◆ PROBLEM TO WORK ON
Go through the listing below, count the lines that contain "Titanium", and state the number alone.

◆ INPUT FOR THIS TASK
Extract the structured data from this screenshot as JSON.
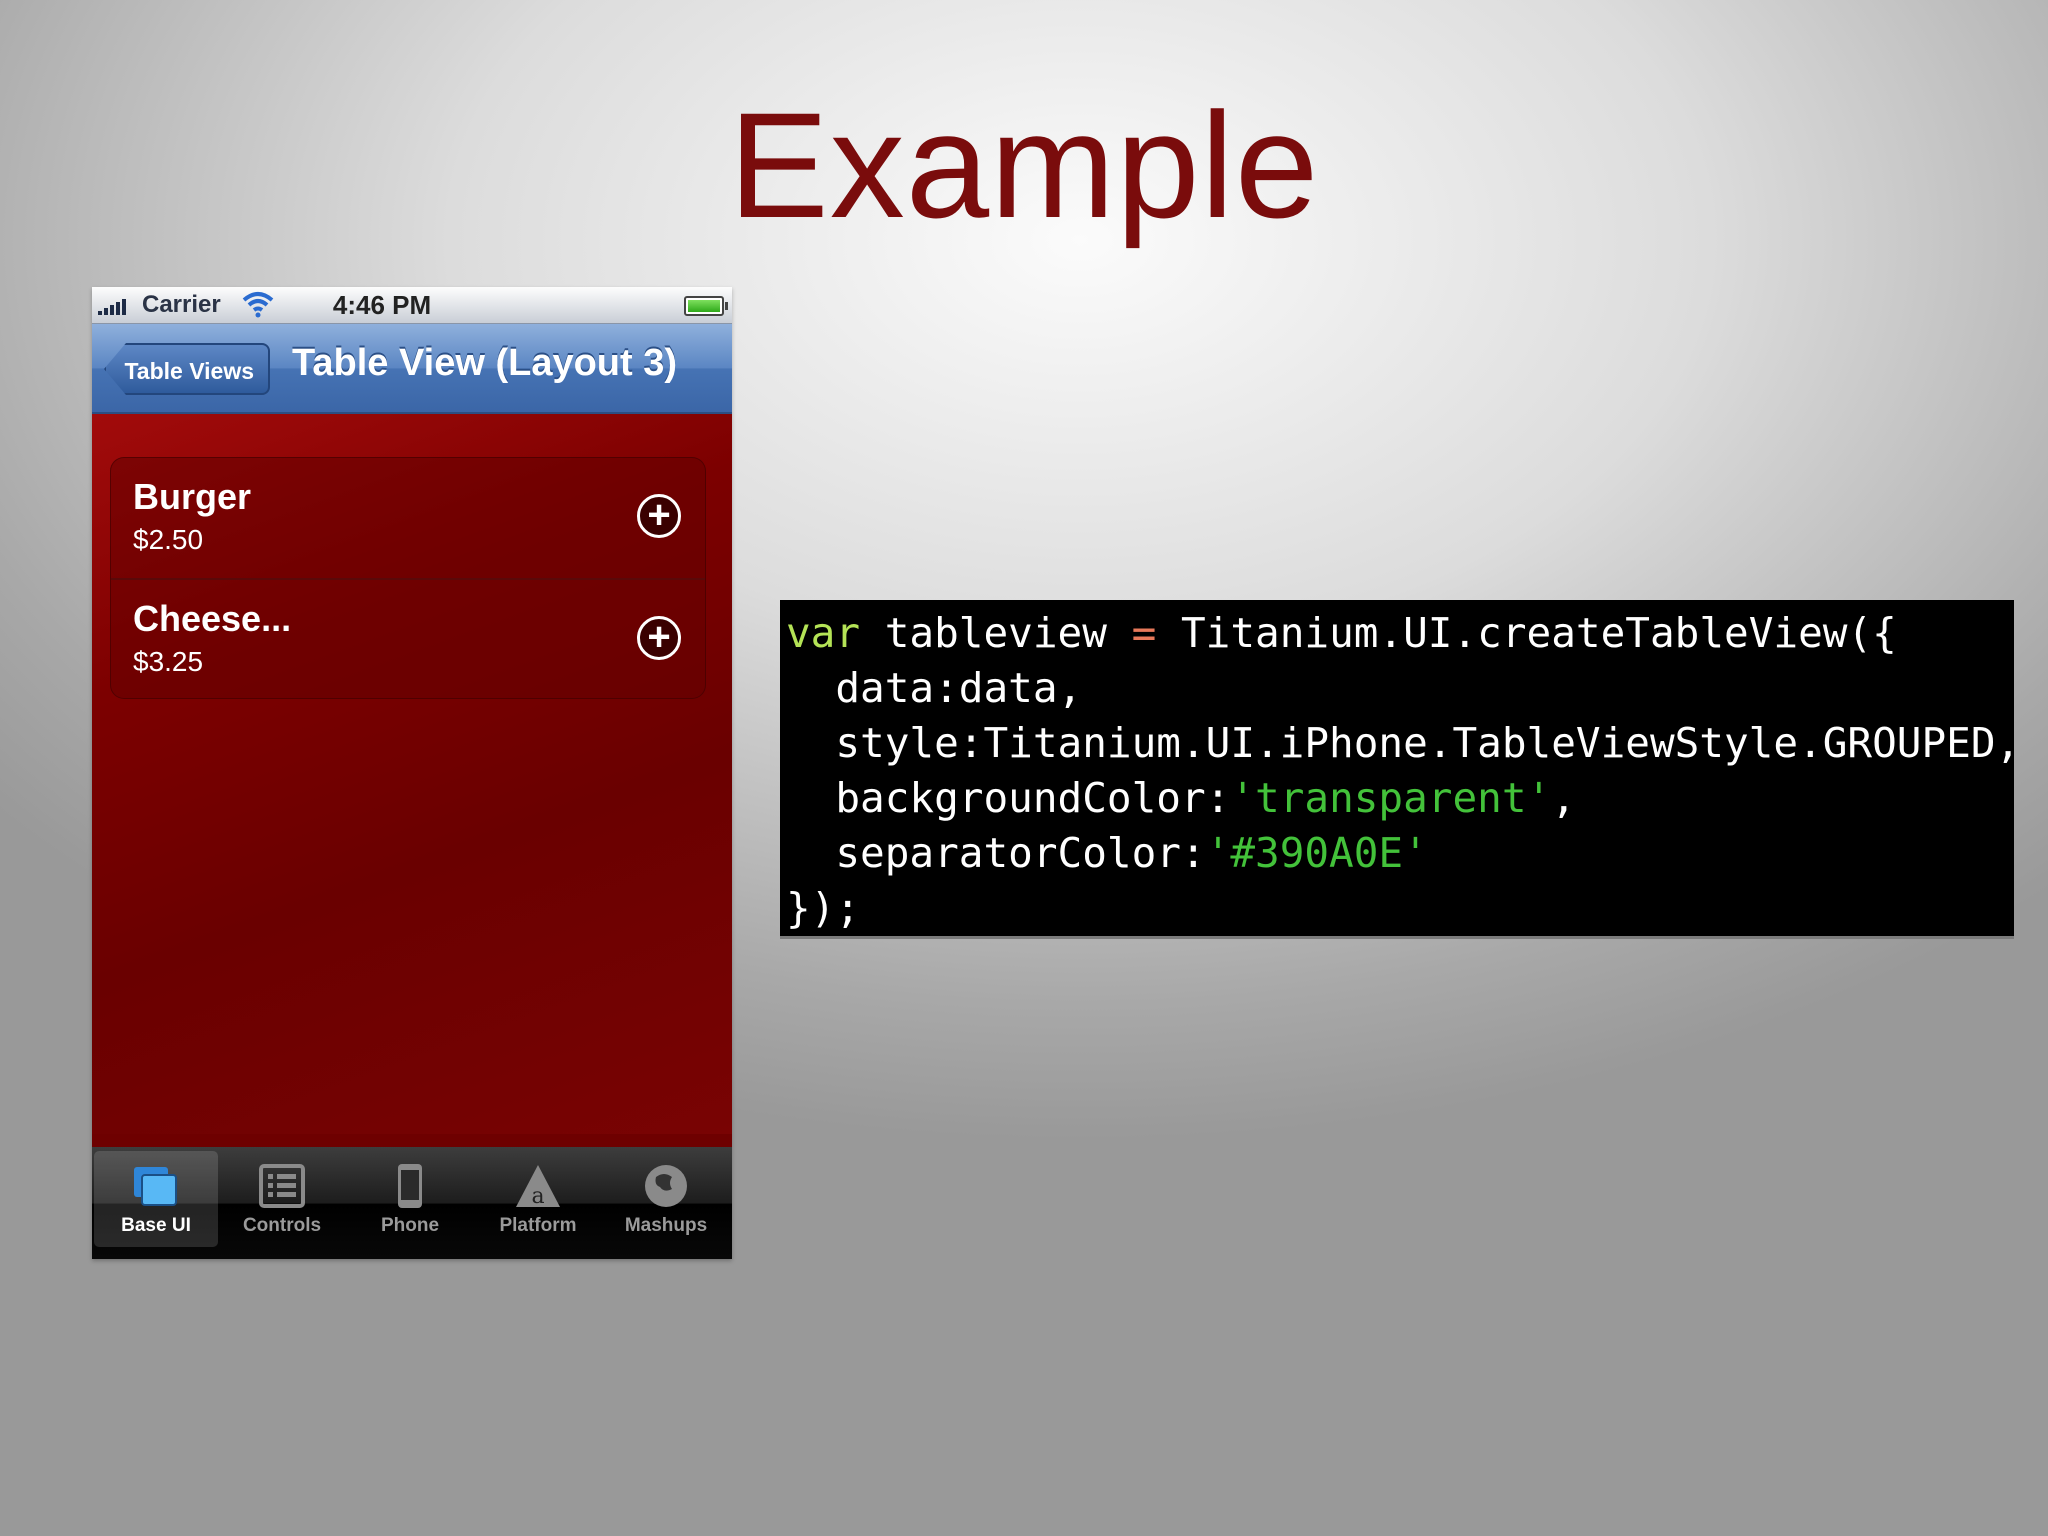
{
  "slide": {
    "title": "Example"
  },
  "status_bar": {
    "carrier": "Carrier",
    "time": "4:46 PM"
  },
  "nav_bar": {
    "back_label": "Table Views",
    "title": "Table View (Layout 3)"
  },
  "table": {
    "rows": [
      {
        "name": "Burger",
        "price": "$2.50"
      },
      {
        "name": "Cheese...",
        "price": "$3.25"
      }
    ],
    "add_glyph": "+"
  },
  "tab_bar": {
    "tabs": [
      {
        "label": "Base UI",
        "icon": "base-ui-icon",
        "active": true
      },
      {
        "label": "Controls",
        "icon": "controls-icon",
        "active": false
      },
      {
        "label": "Phone",
        "icon": "phone-icon",
        "active": false
      },
      {
        "label": "Platform",
        "icon": "platform-icon",
        "active": false
      },
      {
        "label": "Mashups",
        "icon": "mashups-icon",
        "active": false
      }
    ]
  },
  "code": {
    "l1_kw": "var",
    "l1_a": " tableview ",
    "l1_op": "=",
    "l1_b": " Titanium.UI.createTableView({",
    "l2": "  data:data,",
    "l3": "  style:Titanium.UI.iPhone.TableViewStyle.GROUPED,",
    "l4_a": "  backgroundColor:",
    "l4_str": "'transparent'",
    "l4_b": ",",
    "l5_a": "  separatorColor:",
    "l5_str": "'#390A0E'",
    "l6": "});"
  },
  "colors": {
    "title": "#7a0c0c",
    "phone_background": "#6e0000",
    "separator": "#390A0E",
    "code_keyword": "#b4e356",
    "code_string": "#43c23a"
  }
}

◆ SOLUTION
2